In the meanwhile, another of the five points calls for extending the pension payment cycle, such that the state would put at least $900 million less into the systems in the next budget year – money that Pritzker and lawmakers could instead spend on other items.

Should the graduated income tax plan fail to pass, Illinois’ pensions would be in still deeper trouble.

Even if lawmakers go along with Pritkzer’s plan to reduce the state pension payment this year, municipalities continue to struggle with meeting their pension obligations while keeping up with operating expenses.

It is a looming challenge for Chicago, especially, as the city is set to see pension obligations increase by $1 billion in coming years.

A task force formed by Pritkzer is set to come out with a report this summer on the prospect of consolidating municipal pension funds “that will help lower the costs.”

“These are comprehensive issues that have been going on for decades now.
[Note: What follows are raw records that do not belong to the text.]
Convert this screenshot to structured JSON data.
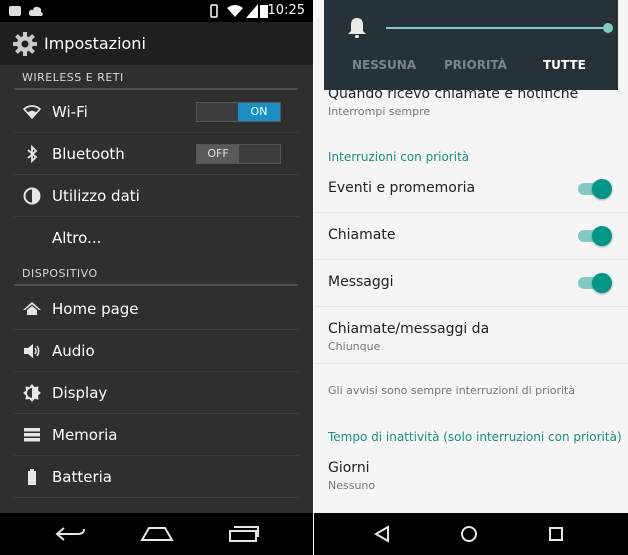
{
  "left_panel": {
    "status_bar": {
      "time": "10:25"
    },
    "action_bar": {
      "title": "Impostazioni"
    },
    "sections": [
      {
        "header": "WIRELESS E RETI",
        "items": [
          {
            "label": "Wi-Fi",
            "icon": "wifi-icon",
            "toggle": "ON"
          },
          {
            "label": "Bluetooth",
            "icon": "bluetooth-icon",
            "toggle": "OFF"
          },
          {
            "label": "Utilizzo dati",
            "icon": "data-usage-icon"
          },
          {
            "label": "Altro..."
          }
        ]
      },
      {
        "header": "DISPOSITIVO",
        "items": [
          {
            "label": "Home page",
            "icon": "home-icon"
          },
          {
            "label": "Audio",
            "icon": "speaker-icon"
          },
          {
            "label": "Display",
            "icon": "display-brightness-icon"
          },
          {
            "label": "Memoria",
            "icon": "storage-icon"
          },
          {
            "label": "Batteria",
            "icon": "battery-icon"
          }
        ]
      }
    ]
  },
  "right_panel": {
    "popup": {
      "icon": "bell-icon",
      "volume_level": 1.0,
      "tabs": [
        "NESSUNA",
        "PRIORITÀ",
        "TUTTE"
      ],
      "active_tab": "TUTTE"
    },
    "top_item": {
      "title": "Quando ricevo chiamate e notifiche",
      "subtitle": "Interrompi sempre"
    },
    "priority_header": "Interruzioni con priorità",
    "toggles": [
      {
        "label": "Eventi e promemoria",
        "checked": true
      },
      {
        "label": "Chiamate",
        "checked": true
      },
      {
        "label": "Messaggi",
        "checked": true
      }
    ],
    "from_item": {
      "title": "Chiamate/messaggi da",
      "subtitle": "Chiunque"
    },
    "note": "Gli avvisi sono sempre interruzioni di priorità",
    "downtime_header": "Tempo di inattività (solo interruzioni con priorità)",
    "days_item": {
      "title": "Giorni",
      "subtitle": "Nessuno"
    }
  },
  "colors": {
    "kitkat_accent": "#1a8fc4",
    "lollipop_teal": "#009688",
    "lollipop_teal_light": "#80cbc4"
  }
}
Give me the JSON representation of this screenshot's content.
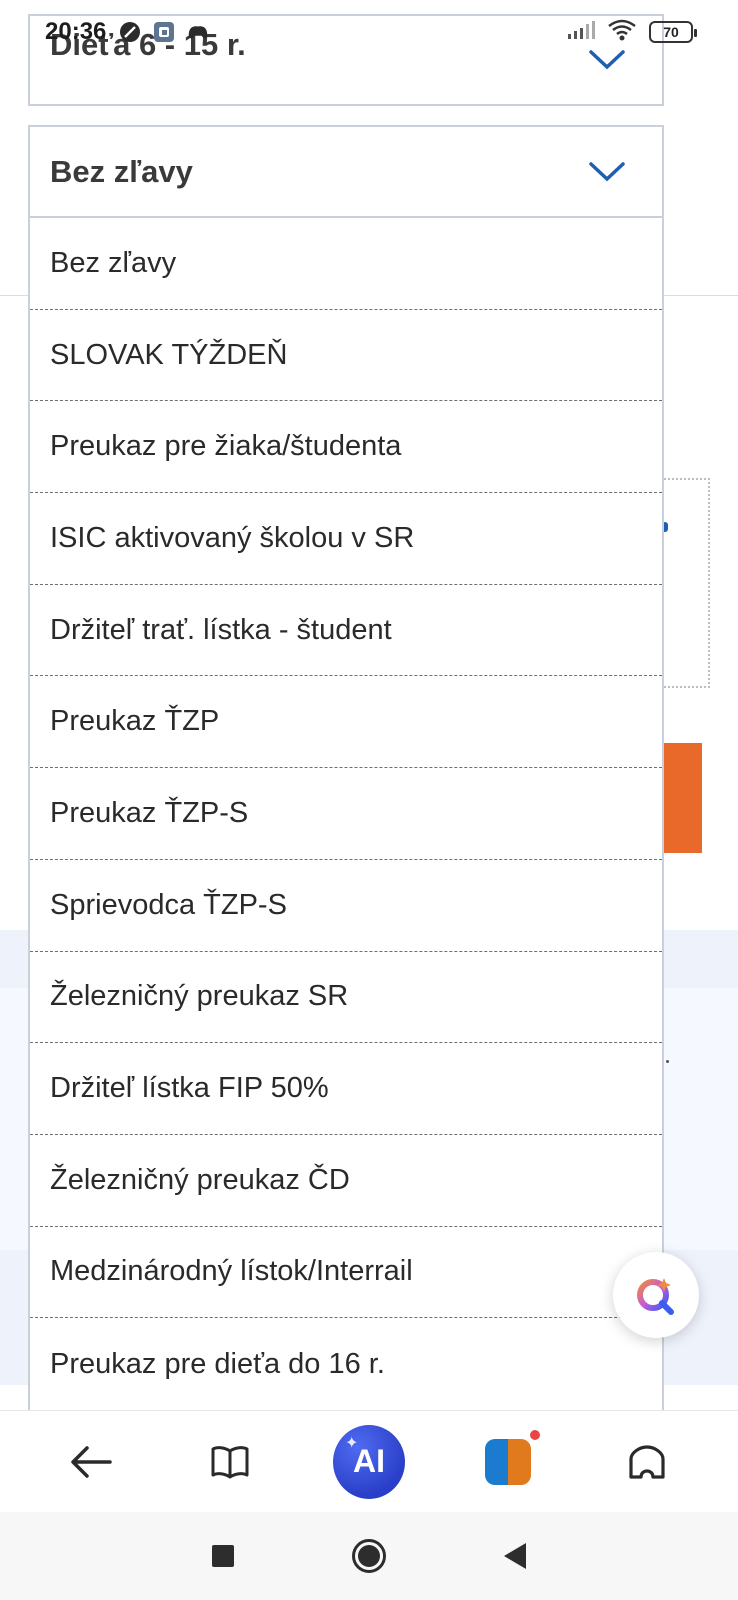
{
  "status_bar": {
    "time": "20:36",
    "battery": "70",
    "icons_left": [
      "moon-icon",
      "gallery-icon",
      "game-controller-icon"
    ],
    "icons_right": [
      "signal-icon",
      "wifi-icon",
      "battery-icon"
    ]
  },
  "form": {
    "passenger_type_value": "Dieťa 6 - 15 r.",
    "discount_value": "Bez zľavy"
  },
  "dropdown": {
    "options": [
      "Bez zľavy",
      "SLOVAK TÝŽDEŇ",
      "Preukaz pre žiaka/študenta",
      "ISIC aktivovaný školou v SR",
      "Držiteľ trať. lístka - študent",
      "Preukaz ŤZP",
      "Preukaz ŤZP-S",
      "Sprievodca ŤZP-S",
      "Železničný preukaz SR",
      "Držiteľ lístka FIP 50%",
      "Železničný preukaz ČD",
      "Medzinárodný lístok/Interrail",
      "Preukaz pre dieťa do 16 r."
    ]
  },
  "toolbar": {
    "ai_label": "AI",
    "items": [
      "back-arrow-icon",
      "book-icon",
      "ai-assistant-icon",
      "game-app-icon",
      "home-icon"
    ]
  },
  "colors": {
    "accent_blue": "#1f5fb0",
    "orange_button": "#e9692a",
    "ai_gradient": "#2a3fc9"
  }
}
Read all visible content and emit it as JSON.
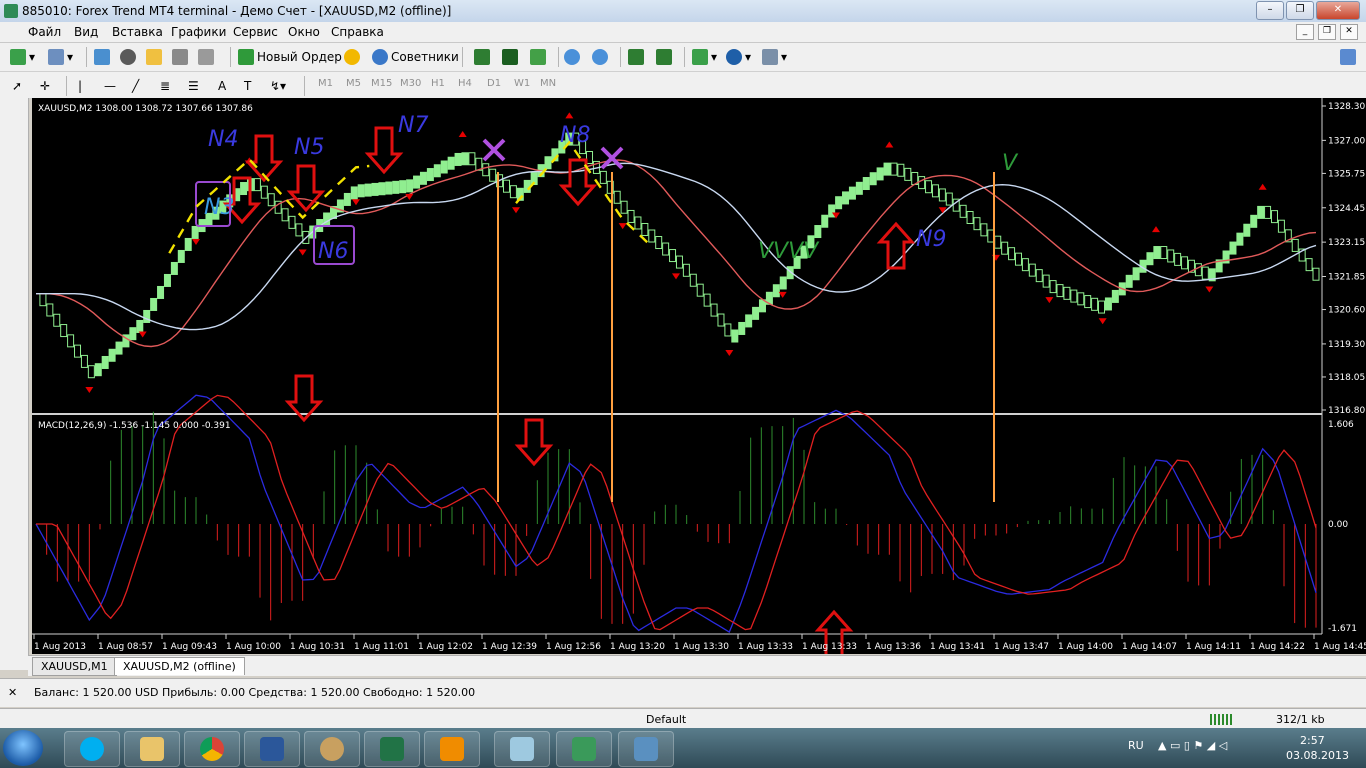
{
  "window": {
    "title": "885010: Forex Trend MT4 terminal - Демо Счет - [XAUUSD,M2 (offline)]"
  },
  "menu": [
    "Файл",
    "Вид",
    "Вставка",
    "Графики",
    "Сервис",
    "Окно",
    "Справка"
  ],
  "toolbar": {
    "new_order": "Новый Ордер",
    "experts": "Советники"
  },
  "timeframes": [
    "M1",
    "M5",
    "M15",
    "M30",
    "H1",
    "H4",
    "D1",
    "W1",
    "MN"
  ],
  "chart": {
    "symbol_header": "XAUUSD,M2  1308.00 1308.72 1307.66 1307.86",
    "macd_header": "MACD(12,26,9) -1.536 -1.145 0.000 -0.391",
    "price_ticks": [
      "1328.30",
      "1327.00",
      "1325.75",
      "1324.45",
      "1323.15",
      "1321.85",
      "1320.60",
      "1319.30",
      "1318.05",
      "1316.80"
    ],
    "macd_ticks": [
      "1.606",
      "0.00",
      "-1.671"
    ],
    "time_ticks": [
      "1 Aug 2013",
      "1 Aug 08:57",
      "1 Aug 09:43",
      "1 Aug 10:00",
      "1 Aug 10:31",
      "1 Aug 11:01",
      "1 Aug 12:02",
      "1 Aug 12:39",
      "1 Aug 12:56",
      "1 Aug 13:20",
      "1 Aug 13:30",
      "1 Aug 13:33",
      "1 Aug 13:33",
      "1 Aug 13:36",
      "1 Aug 13:41",
      "1 Aug 13:47",
      "1 Aug 14:00",
      "1 Aug 14:07",
      "1 Aug 14:11",
      "1 Aug 14:22",
      "1 Aug 14:45"
    ],
    "annotations": [
      "N4",
      "N5",
      "N7",
      "N8",
      "N3",
      "N6",
      "N9",
      "VVVV",
      "V"
    ],
    "colors": {
      "bull": "#90ee90",
      "bear": "#000000",
      "fast_ma": "#e05a5a",
      "slow_ma": "#c8d8f0",
      "macd": "#2b2be0",
      "signal": "#e02020",
      "hist_up": "#2e8b2e",
      "hist_down": "#e02020",
      "marker": "#e60000",
      "orange": "#ffa040"
    }
  },
  "chart_data": {
    "type": "line",
    "title": "XAUUSD,M2",
    "ylim": [
      1316.8,
      1328.3
    ],
    "series": [
      {
        "name": "XAUUSD,M2",
        "x": [
          0,
          4,
          8,
          12,
          16,
          20,
          24,
          28,
          32,
          36,
          40,
          44,
          48,
          52,
          56,
          60,
          64,
          68,
          72,
          76,
          80,
          84,
          88,
          92,
          96
        ],
        "values": [
          1321.2,
          1318.2,
          1320.3,
          1323.8,
          1325.6,
          1323.4,
          1325.3,
          1325.5,
          1326.6,
          1325.0,
          1327.3,
          1324.4,
          1322.5,
          1319.6,
          1321.8,
          1324.8,
          1326.2,
          1325.0,
          1323.2,
          1321.6,
          1320.8,
          1323.0,
          1322.0,
          1324.6,
          1321.8
        ]
      }
    ]
  },
  "tabs": [
    {
      "label": "XAUUSD,M1"
    },
    {
      "label": "XAUUSD,M2 (offline)"
    }
  ],
  "terminal": {
    "account_line": "Баланс: 1 520.00 USD  Прибыль: 0.00  Средства: 1 520.00  Свободно: 1 520.00"
  },
  "statusbar": {
    "profile": "Default",
    "traffic": "312/1 kb"
  },
  "tray": {
    "lang": "RU",
    "time": "2:57",
    "date": "03.08.2013"
  }
}
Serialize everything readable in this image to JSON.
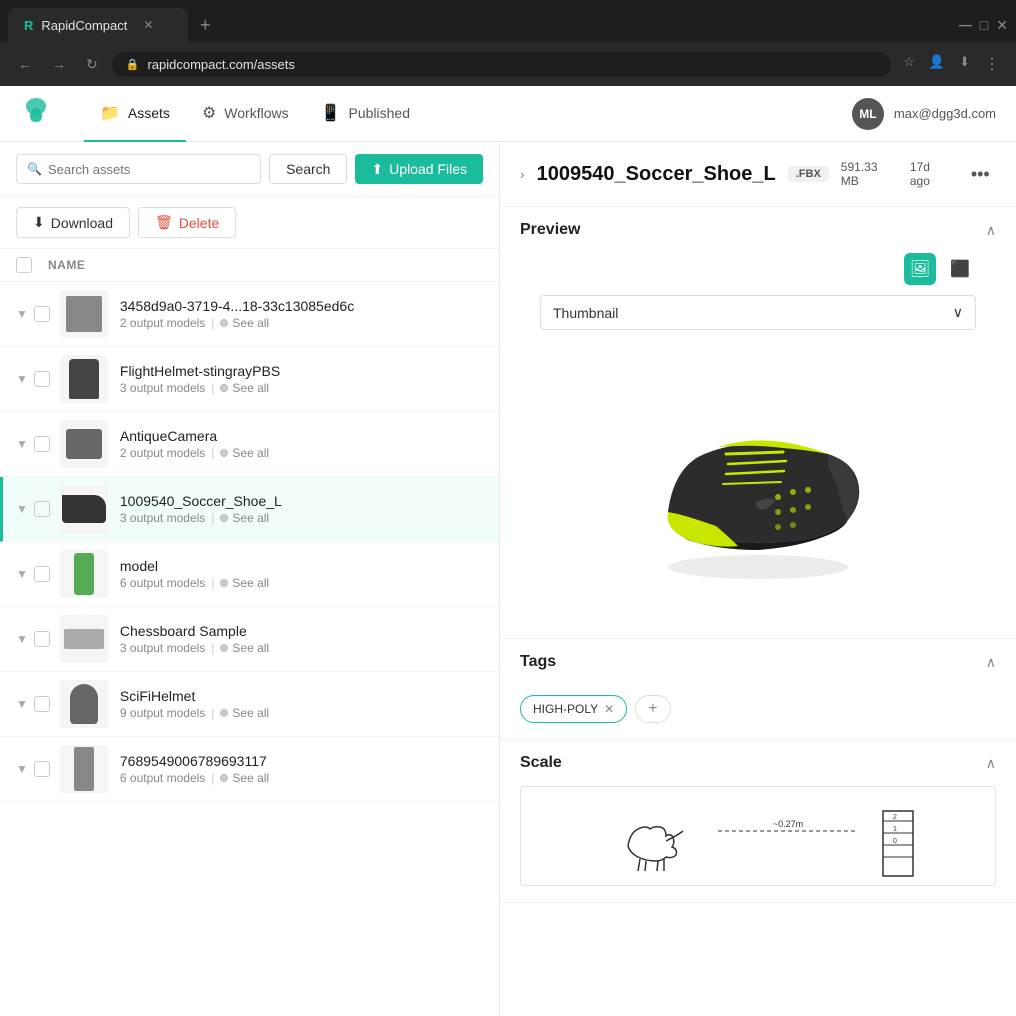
{
  "browser": {
    "tab_title": "RapidCompact",
    "url": "rapidcompact.com/assets",
    "favicon": "R"
  },
  "header": {
    "logo": "R",
    "nav": [
      {
        "id": "assets",
        "label": "Assets",
        "active": true
      },
      {
        "id": "workflows",
        "label": "Workflows",
        "active": false
      },
      {
        "id": "published",
        "label": "Published",
        "active": false
      }
    ],
    "user_initials": "ML",
    "user_email": "max@dgg3d.com"
  },
  "toolbar": {
    "search_placeholder": "Search assets",
    "search_label": "Search",
    "upload_label": "Upload Files",
    "download_label": "Download",
    "delete_label": "Delete"
  },
  "asset_list": {
    "column_name": "NAME",
    "items": [
      {
        "id": "item-1",
        "name": "3458d9a0-3719-4...18-33c13085ed6c",
        "output_count": "2 output models",
        "selected": false
      },
      {
        "id": "item-2",
        "name": "FlightHelmet-stingrayPBS",
        "output_count": "3 output models",
        "selected": false
      },
      {
        "id": "item-3",
        "name": "AntiqueCamera",
        "output_count": "2 output models",
        "selected": false
      },
      {
        "id": "item-4",
        "name": "1009540_Soccer_Shoe_L",
        "output_count": "3 output models",
        "selected": true
      },
      {
        "id": "item-5",
        "name": "model",
        "output_count": "6 output models",
        "selected": false
      },
      {
        "id": "item-6",
        "name": "Chessboard Sample",
        "output_count": "3 output models",
        "selected": false
      },
      {
        "id": "item-7",
        "name": "SciFiHelmet",
        "output_count": "9 output models",
        "selected": false
      },
      {
        "id": "item-8",
        "name": "7689549006789693117",
        "output_count": "6 output models",
        "selected": false
      }
    ]
  },
  "detail_panel": {
    "asset_name": "1009540_Soccer_Shoe_L",
    "file_format": ".FBX",
    "file_size": "591.33 MB",
    "time_ago": "17d ago",
    "more_label": "•••",
    "sections": {
      "preview": {
        "title": "Preview",
        "dropdown_value": "Thumbnail",
        "dropdown_placeholder": "Thumbnail"
      },
      "tags": {
        "title": "Tags",
        "items": [
          {
            "label": "HIGH-POLY"
          }
        ],
        "add_label": "+"
      },
      "scale": {
        "title": "Scale"
      }
    }
  }
}
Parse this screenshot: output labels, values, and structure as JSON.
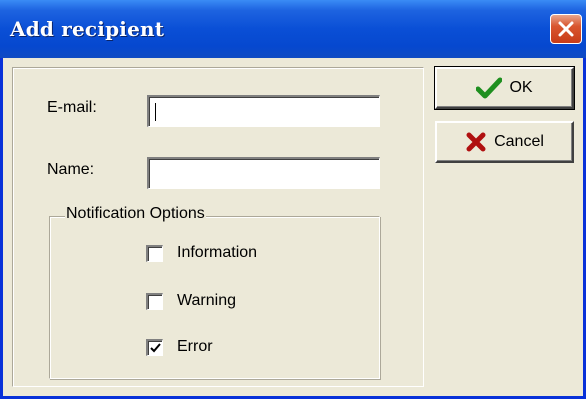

And you can’t solve them in one year,” he said of Illinois’ multitude of pension and financial issues. “But you’ve got to turn the ship in the right direction.”

As he seeks to turn that ship, Pritzker says he has regular meetings with the four legislative leaders, speaking with each – including House Speaker Michael Madigan –  “on average … at least once a week.”

“I’m very proud of the fact that I’ve reached across the aisle,” he said.

Illinois faces a May 31 legislative adjournment deadline. 

Pritkzer's "to do" list leading to that date rivals the length of his cited accomplishments – in addition to the budget and graduated income tax, he also wants legislators to legalize marijuana for recreational use, to establish a structure for legalized sports betting and to approve a massive infrastructure bill paid for with a thus far unidentified revenue source.

Follow Amanda Vinicky on Twitter: @AmandaVinicky

Related stories:

Lawmakers Uneasy About Pritzker’s Pension Plans

Will Illinois Blow Up its Tax System? We Ask State Lawmakers

GOP Lawmakers Propose Bill to Separate Chicago from Illinois

Chicago Mayor-Elect Lightfoot Meets with Madigan, Pritzker

Stage is Set for Major Fight Over Illinois Constitution, Tax Policy

Thanks to our sponsors:

View all sponsors

Thanks to our sponsors:

View all sponsors